My last post got me thinking about some pretty basic ideas when it comes to some of the approaches for edtech I’ve been going on about recently.
Cheap commodity web hosting has been around for roughly fifteen years. There’s nothing radical about it other than higher ed’s inability to fathom a vision of the web that empowers faculty, staff, and students alike to become a node on the open web.
Nothing we are proposing in Domain of One’s Own is at all radical save, perhaps, the idea of including a domain with the web hosting. Schools like the University of Washington have been offering their community shared hosting for a while, they just place no real emphasis on a narrative of empowerment and potentiality. Seems to me they aren’t effectively communicating what their community has at its disposal.

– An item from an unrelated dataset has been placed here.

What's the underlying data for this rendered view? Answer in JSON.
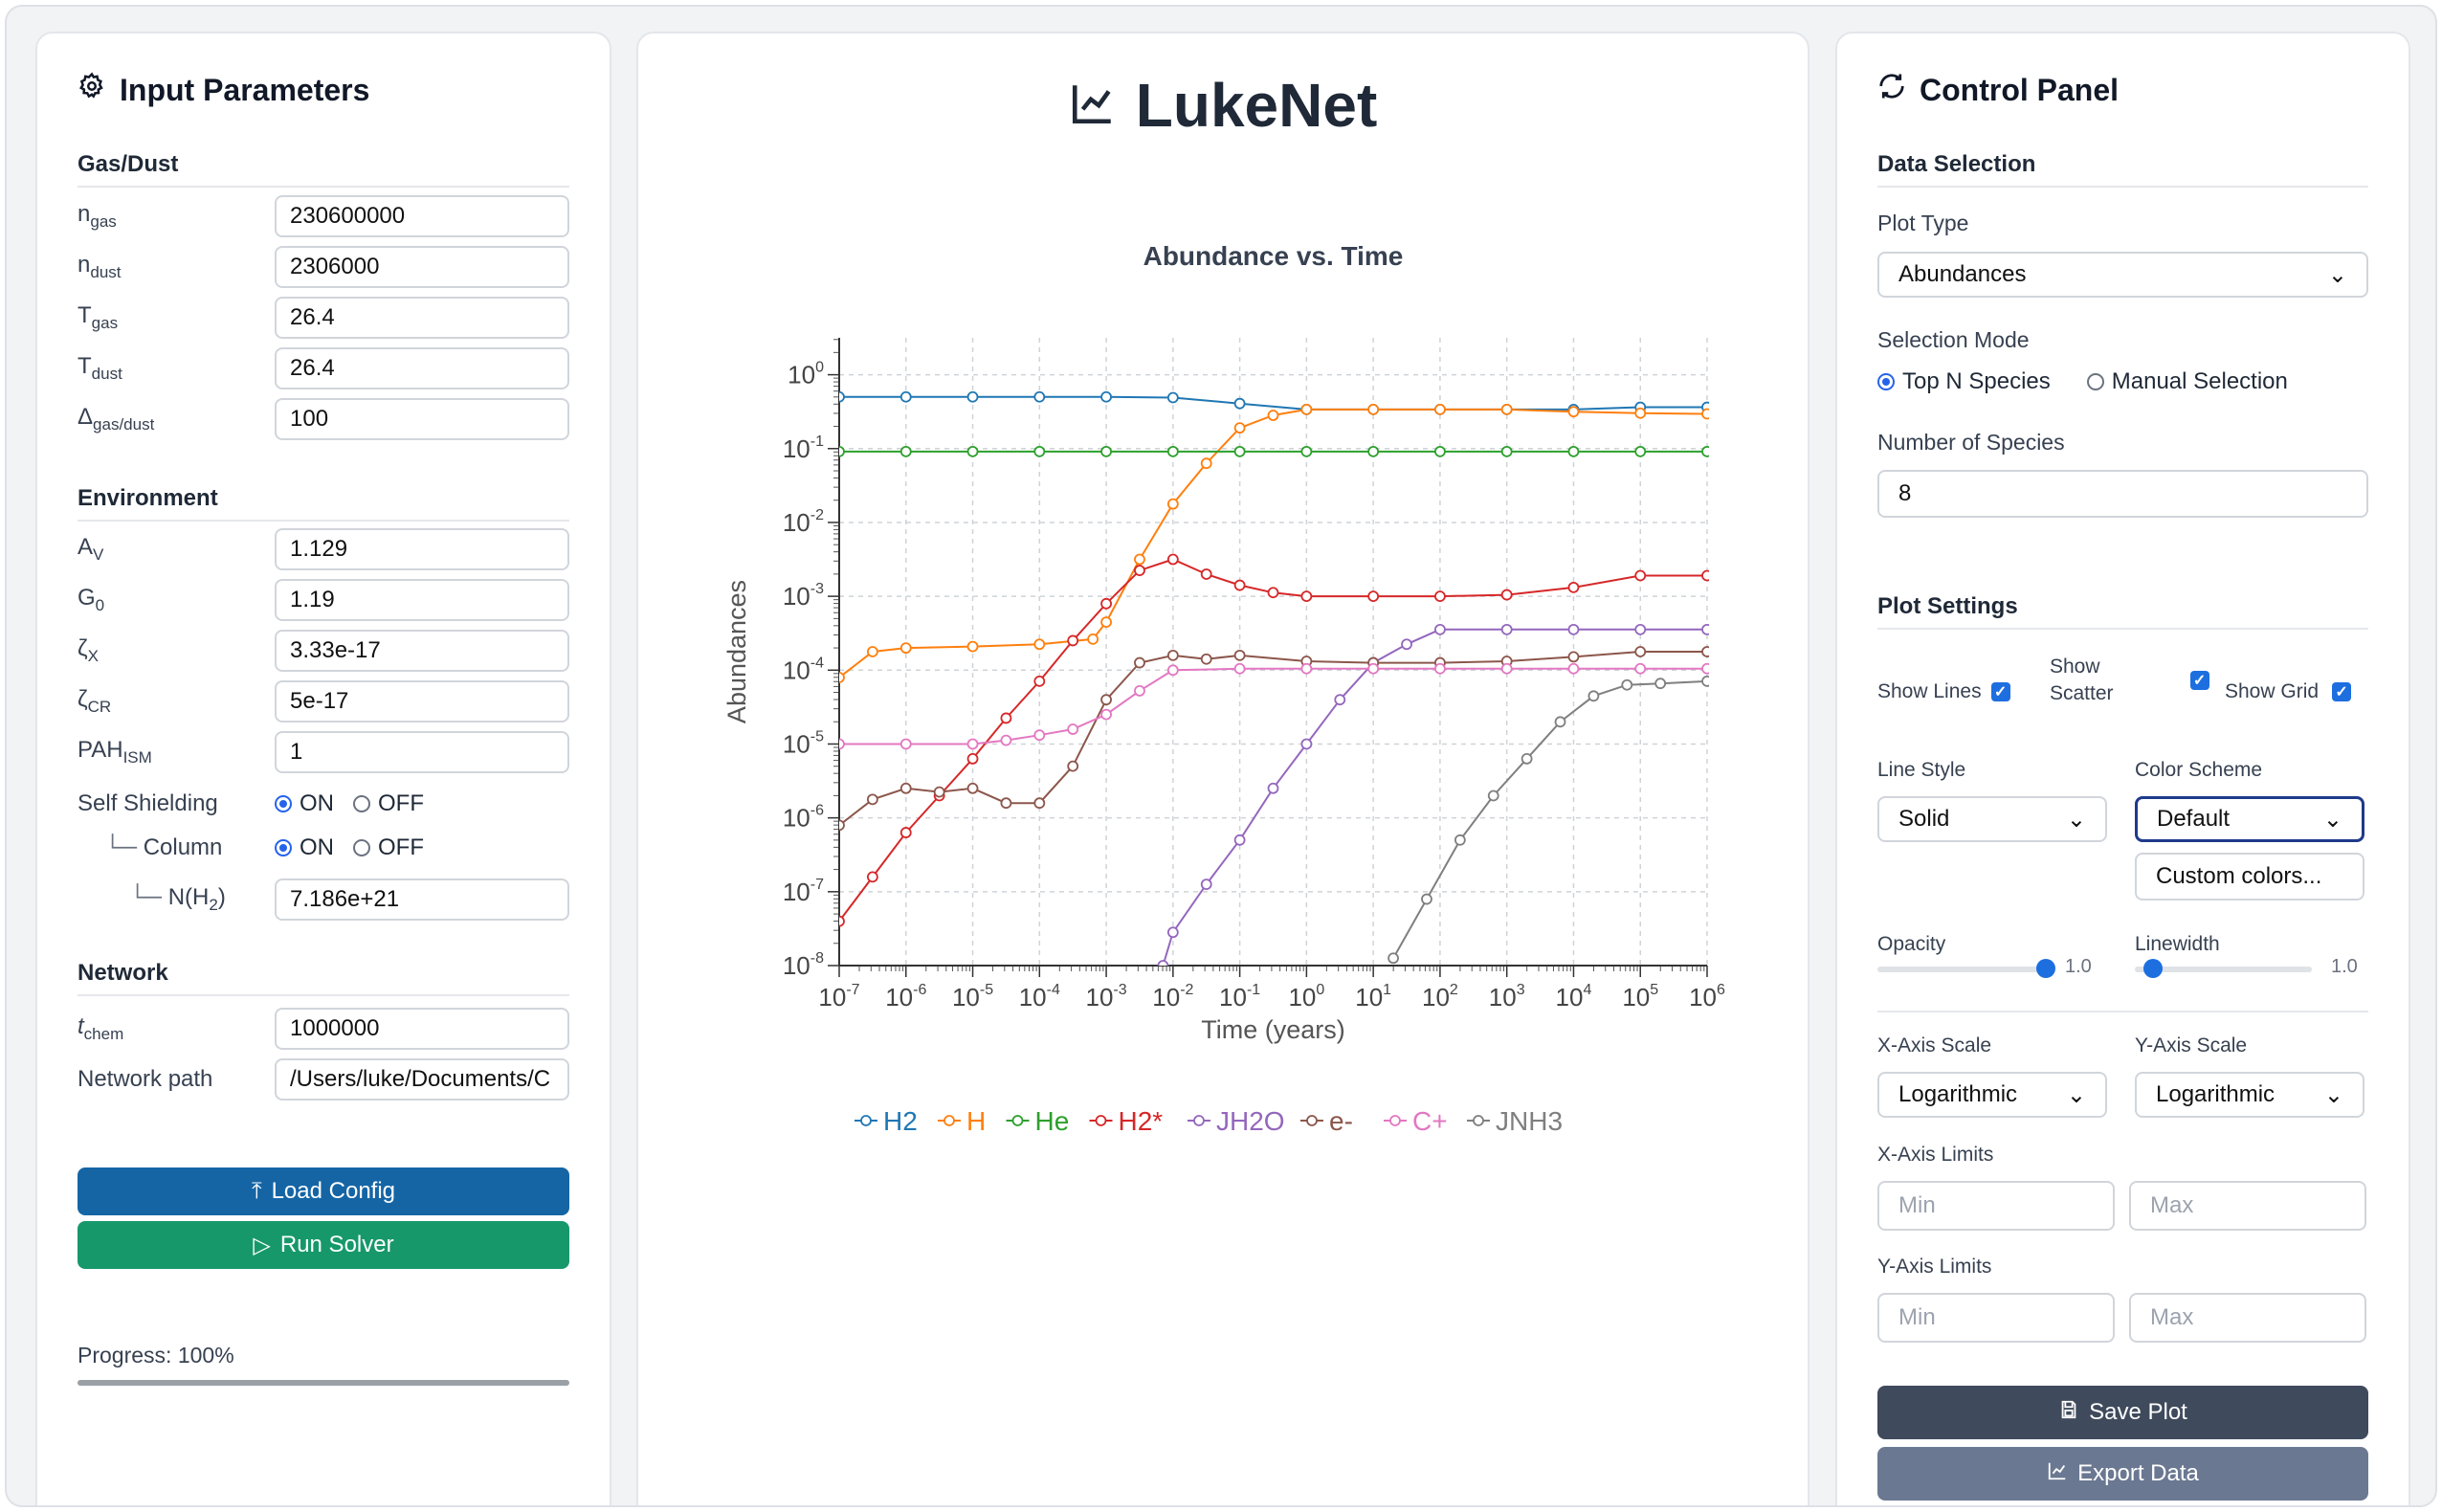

The fact web hosting seems radical to so many reinforces just how all consuming the learning management system (LMS) has become in any and all discussions about educational technology.
After my recent talk at Sloan-C’s Emerging Technologies Conference I was floored by how many of the questions were centered around the impossibility of teaching and learning outside the LMS. There was a quiet sense of desperation at the suggestion of a more reasonable and relevant approach to the web in higher ed that, by the way, doesn’t replace the LMS, but simply provides a more sophisticated environment for the teaching and learning online. Matt Crosslin covers all this far better than me in his “LMSification of the Educational Narrative” post, it comes strongly recommended.
So, I’m hoping the ice is starting crack a bit. Bluehost was a Platinum sponsor at Sloan-C, a company that can actually scale hosting for any size university in the country. What’s more, if you don’t want to buy a domain for everyone at your university or college, then don’t. Get a single domain and run shared hosting for the community from there. Get something like umw.domains (.domains is a cool new extensions offered by ICANN, Tim Owens picked up this one) or stonybrook.domains or wsuv.domains or cuny.domains or tru.domains or oklahoma.domains or yale.domains, etc. and run hosting for the entire campus through Bluehost. You can have jgroom.umw.domains, etc.
What’s nice about this approach is faculty, staff and students who really see the need for their own domain can buy it themselves, and point it to their hosting space and create an addon or parked domain. At the very least we could start bringing back the basic, powerful possibilities of hosting for campus communities in order to start updating the original vision of tilde spaces (umw.edu/~jgroom) back in the day. This is fairly basic stuff, and there are companies like Bluehost that can easily scale this for educational institutions.
What I found strange at Sloan-C is that Bluehost couldn’t seem to sell this basic idea effectively. Their focus session was centered around creating “Faculty Assessment Portfolios.” An exploration into the territory of creating portfolios for faculty promotion, tenure and the like. I couldn’t think of a more fraught space for them to try and break into higher ed through. Seems to me their Spoke project is exactly what they need to focus on, selling hosting as the web-friendly platform higher ed has forsaken. A rally cry to bring back experimentation and innovation to campuses on the back of Bluehost’s servers. But, alas, they seem to want to fix faculty portfolios for promotion and tenure. Fail.
The problem there is that while Bluehost has the salespeople and the developers, they don’t seem to have faculty and educational technologists working closely with them on this. This is why Canvas was so smart hiring folks like Jared Stein; he knows how university culture works, he’s developed courses for faculty and students. Jared is someone who can guide you to what’s needed from such an experience. From what I understand, Bluehost’s Spoke has a slick dashboard that shares all sorts of details of folks at your school. They even suggested they were working on a “Reclaim Your Domain” piece that will pull in your Facebook, LinkedIn, Twitter, etc. accounts—they were vague, but it piqued my interest. And while I’m sure all of this is proprietary, designed specifically for their customized control panel (none of it’s gonna be freely shared) I can live with that if they could actually sell the remarkable potential for universities they’re sitting on.
But they can’t articulate it. What a shame. It comes down to a failure of communication. This is what we all need to push on, I think this is an important project for higher ed more generally, not so much that it’s the cutting edge, but precisely because its not. It’s the open web and it returns us to a sense of the wonder at the heart of that model for teaching and learning. It also pushes us to redefine how we manage data, identities, and sharing. It’s still the key to a fundamental shift in how we think about the university as a series of open and connected nodes that will start tearing us free from the broadcast infrastructure that everywhere imprisons us.